What’s happening with high-potency edibles?
Are they shoving micro-dosing down our throats? 


Shrinkage of edibles’ potency and portion size top The Regs:.

What’s happening with high-potency edibles?

— Sammy Quintana, Capitola

Are they shoving micro-dosing down our throats? 

— Barb Tandy, Berkeley

Let’s face it: Some medicinal cannabis users require large amounts of THC to treat their ailments. The average recreational cannabis consumer, especially newbies, doesn’t need high doses.

Matching recreational limits in legalized states like Colorado and Nevada — and doubling the allowable limits in Oregon and Washington — California’s regulations limit the total amount of THC per single product to 100 mg of THC.

If a product contains multiple portions, portion sizes are limited to 10 mg THC, again, matching Nevada and Colorado and doubling Oregon and Washington’s limits.

Allowable: Infused chocolate bar containing 100 mg THC.

Allowable: Infused chocolate bar scored into 10 servings of 10 mg THC each.

Banned: 180-mg THC chocolate bars, 1,000-mg THC brownies.

Medicinal cannabis consumers in Colorado, Oregon and Washington can buy higher-potency edibles. Come January, Calfornia medicinal cannabis consumers will buy the same edibles as recreational consumers.

Micro-dosing? Note quite. That method of consuming edibles generally starts at 2-5 mg and is a wise way of keeping cannabinoids in your system without sending your head into the clouds.

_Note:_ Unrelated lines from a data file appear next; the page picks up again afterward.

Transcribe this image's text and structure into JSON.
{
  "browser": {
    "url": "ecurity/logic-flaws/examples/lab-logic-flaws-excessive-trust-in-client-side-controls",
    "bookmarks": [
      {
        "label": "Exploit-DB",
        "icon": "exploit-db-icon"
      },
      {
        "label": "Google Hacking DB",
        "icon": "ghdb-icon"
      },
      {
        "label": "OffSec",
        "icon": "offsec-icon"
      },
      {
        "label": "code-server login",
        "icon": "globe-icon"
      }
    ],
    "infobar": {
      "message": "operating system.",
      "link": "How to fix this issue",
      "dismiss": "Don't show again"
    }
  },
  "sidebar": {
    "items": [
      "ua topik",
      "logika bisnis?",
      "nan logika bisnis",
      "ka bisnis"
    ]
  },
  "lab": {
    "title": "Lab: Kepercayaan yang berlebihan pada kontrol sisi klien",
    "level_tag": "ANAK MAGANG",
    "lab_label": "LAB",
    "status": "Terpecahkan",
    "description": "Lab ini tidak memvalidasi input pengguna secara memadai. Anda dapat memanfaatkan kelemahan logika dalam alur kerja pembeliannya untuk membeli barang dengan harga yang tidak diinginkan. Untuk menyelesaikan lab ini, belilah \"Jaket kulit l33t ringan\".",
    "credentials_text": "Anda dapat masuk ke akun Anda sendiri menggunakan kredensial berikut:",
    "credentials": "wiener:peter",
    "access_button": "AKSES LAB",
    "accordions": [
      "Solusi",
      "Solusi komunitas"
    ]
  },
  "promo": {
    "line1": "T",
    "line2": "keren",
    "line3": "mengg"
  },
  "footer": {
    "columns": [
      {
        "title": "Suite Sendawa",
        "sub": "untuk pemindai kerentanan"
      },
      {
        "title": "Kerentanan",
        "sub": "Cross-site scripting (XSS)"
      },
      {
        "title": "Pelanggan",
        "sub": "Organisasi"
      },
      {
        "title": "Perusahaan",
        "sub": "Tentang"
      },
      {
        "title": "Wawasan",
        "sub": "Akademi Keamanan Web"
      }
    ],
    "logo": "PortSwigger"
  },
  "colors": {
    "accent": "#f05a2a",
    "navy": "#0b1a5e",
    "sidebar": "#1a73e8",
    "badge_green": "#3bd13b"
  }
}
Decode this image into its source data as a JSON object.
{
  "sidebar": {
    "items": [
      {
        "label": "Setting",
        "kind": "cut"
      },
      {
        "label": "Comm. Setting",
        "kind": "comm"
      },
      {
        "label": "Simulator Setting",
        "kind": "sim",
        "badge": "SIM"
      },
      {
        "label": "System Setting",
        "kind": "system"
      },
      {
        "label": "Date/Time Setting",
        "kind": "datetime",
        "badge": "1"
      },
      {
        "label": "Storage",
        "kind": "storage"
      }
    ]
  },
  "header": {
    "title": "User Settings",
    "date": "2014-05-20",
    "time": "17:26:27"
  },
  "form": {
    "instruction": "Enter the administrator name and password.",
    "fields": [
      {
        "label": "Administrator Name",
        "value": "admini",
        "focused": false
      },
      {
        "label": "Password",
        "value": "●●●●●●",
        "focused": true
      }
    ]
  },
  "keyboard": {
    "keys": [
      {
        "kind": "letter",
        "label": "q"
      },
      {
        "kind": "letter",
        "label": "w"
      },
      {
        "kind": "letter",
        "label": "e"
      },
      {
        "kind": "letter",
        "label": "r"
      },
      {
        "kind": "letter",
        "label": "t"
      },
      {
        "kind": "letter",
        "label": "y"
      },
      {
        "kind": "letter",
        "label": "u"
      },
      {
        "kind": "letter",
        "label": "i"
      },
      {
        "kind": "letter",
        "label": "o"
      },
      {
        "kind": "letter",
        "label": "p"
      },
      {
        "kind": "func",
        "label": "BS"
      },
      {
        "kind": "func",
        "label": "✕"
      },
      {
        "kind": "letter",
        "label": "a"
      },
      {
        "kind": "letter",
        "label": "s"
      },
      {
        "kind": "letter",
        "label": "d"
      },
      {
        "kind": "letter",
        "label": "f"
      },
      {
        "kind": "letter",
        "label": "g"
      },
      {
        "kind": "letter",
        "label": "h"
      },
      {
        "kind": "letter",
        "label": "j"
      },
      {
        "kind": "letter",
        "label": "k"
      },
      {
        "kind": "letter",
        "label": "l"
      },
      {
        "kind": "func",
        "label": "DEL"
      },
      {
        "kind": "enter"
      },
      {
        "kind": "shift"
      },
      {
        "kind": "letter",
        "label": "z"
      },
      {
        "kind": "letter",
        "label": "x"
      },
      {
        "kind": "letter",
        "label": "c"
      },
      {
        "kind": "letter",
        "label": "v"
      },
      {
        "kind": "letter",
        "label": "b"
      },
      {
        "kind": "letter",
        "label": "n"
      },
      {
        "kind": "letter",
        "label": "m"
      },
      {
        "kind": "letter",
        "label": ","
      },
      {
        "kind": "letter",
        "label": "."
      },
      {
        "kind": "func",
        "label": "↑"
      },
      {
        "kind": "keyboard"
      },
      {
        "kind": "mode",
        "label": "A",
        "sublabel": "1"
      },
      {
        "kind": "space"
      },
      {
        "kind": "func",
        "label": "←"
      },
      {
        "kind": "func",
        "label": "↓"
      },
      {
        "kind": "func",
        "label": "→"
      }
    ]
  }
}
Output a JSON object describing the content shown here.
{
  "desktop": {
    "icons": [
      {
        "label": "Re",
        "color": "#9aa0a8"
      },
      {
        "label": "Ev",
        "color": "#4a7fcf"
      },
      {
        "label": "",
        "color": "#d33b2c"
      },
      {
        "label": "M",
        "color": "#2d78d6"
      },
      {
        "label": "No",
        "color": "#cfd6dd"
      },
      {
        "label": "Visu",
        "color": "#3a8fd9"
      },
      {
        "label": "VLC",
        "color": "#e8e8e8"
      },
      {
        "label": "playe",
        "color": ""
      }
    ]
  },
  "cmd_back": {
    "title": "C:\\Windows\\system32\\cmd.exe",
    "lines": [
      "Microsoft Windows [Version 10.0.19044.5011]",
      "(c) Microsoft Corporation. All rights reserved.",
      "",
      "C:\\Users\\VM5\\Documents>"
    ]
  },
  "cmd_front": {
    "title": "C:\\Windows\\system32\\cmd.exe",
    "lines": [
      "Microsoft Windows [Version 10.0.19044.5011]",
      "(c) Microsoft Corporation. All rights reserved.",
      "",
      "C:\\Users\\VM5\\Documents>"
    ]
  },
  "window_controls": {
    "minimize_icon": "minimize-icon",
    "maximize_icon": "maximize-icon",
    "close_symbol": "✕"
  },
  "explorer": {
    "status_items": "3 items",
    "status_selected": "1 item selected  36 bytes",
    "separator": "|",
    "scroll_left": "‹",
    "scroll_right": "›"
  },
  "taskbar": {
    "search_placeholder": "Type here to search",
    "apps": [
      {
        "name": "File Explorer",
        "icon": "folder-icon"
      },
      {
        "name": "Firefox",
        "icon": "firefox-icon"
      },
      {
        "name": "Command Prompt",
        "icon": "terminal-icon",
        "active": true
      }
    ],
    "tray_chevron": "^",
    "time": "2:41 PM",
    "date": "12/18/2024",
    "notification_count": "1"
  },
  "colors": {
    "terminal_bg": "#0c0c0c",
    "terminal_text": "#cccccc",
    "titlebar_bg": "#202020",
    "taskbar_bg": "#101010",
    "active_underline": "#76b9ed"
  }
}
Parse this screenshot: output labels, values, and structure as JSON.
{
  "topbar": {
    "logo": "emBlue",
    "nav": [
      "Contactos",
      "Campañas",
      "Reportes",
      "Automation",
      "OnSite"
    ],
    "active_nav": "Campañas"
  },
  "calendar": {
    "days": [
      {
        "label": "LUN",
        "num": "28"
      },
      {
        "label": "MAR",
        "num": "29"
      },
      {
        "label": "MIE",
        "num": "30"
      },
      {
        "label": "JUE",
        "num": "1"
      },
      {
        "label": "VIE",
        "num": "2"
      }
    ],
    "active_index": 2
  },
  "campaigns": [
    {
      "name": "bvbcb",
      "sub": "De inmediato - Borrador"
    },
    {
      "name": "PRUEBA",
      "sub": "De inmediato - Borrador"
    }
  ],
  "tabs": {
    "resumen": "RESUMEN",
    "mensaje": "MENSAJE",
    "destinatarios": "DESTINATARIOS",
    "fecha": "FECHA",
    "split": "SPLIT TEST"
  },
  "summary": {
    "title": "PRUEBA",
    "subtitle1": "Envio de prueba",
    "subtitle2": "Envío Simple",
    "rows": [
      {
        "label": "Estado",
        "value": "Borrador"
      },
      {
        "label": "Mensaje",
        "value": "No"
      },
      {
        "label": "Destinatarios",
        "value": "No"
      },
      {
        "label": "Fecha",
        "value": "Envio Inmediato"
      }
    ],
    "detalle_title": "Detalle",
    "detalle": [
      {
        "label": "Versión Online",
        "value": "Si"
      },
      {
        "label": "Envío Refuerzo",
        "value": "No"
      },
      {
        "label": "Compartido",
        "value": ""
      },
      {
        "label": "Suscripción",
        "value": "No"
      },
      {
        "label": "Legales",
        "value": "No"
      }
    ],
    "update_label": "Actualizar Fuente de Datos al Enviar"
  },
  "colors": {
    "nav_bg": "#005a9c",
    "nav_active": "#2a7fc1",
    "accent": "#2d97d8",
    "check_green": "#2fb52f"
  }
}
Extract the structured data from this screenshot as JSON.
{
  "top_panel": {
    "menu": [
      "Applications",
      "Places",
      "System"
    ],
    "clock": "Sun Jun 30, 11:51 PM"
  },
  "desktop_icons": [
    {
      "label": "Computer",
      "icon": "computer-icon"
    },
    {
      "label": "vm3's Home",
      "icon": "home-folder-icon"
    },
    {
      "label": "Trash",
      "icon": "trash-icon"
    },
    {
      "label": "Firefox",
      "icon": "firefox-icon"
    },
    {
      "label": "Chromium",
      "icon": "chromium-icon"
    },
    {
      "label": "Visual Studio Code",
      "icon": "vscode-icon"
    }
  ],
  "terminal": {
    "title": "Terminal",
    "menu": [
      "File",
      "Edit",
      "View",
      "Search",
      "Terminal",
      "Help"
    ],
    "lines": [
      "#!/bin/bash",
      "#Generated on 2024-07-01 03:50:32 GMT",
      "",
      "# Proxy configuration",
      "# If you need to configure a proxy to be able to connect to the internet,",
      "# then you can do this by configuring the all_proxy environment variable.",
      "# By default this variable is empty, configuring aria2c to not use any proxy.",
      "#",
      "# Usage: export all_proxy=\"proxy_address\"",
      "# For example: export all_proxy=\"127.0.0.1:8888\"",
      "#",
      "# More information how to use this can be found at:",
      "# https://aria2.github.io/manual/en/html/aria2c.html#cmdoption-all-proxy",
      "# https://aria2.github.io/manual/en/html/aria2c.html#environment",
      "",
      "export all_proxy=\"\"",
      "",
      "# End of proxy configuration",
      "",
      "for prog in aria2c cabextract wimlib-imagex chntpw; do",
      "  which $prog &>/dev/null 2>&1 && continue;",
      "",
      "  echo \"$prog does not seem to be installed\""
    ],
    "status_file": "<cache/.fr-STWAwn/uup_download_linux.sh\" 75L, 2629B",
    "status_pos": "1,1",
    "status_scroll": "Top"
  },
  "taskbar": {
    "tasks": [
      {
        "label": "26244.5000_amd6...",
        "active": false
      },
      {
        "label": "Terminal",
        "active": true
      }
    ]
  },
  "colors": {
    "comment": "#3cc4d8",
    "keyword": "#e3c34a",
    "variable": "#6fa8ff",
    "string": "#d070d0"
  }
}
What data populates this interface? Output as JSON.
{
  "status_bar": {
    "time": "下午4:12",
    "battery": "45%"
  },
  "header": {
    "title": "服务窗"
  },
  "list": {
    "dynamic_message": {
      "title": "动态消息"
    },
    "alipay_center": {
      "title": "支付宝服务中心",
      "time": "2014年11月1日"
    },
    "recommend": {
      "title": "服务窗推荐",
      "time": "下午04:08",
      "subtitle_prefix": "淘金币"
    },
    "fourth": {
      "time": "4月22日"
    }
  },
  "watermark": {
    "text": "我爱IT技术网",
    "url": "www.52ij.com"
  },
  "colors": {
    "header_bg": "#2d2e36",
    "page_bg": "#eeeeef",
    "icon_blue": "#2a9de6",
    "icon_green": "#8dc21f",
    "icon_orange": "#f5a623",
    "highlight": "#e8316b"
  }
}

10 mg is a reasonable dose for beginners and people who have lower tolerances to ingested cannabis, whose effects can be more intense and longer-lasting than the effects of inhaled cannabis.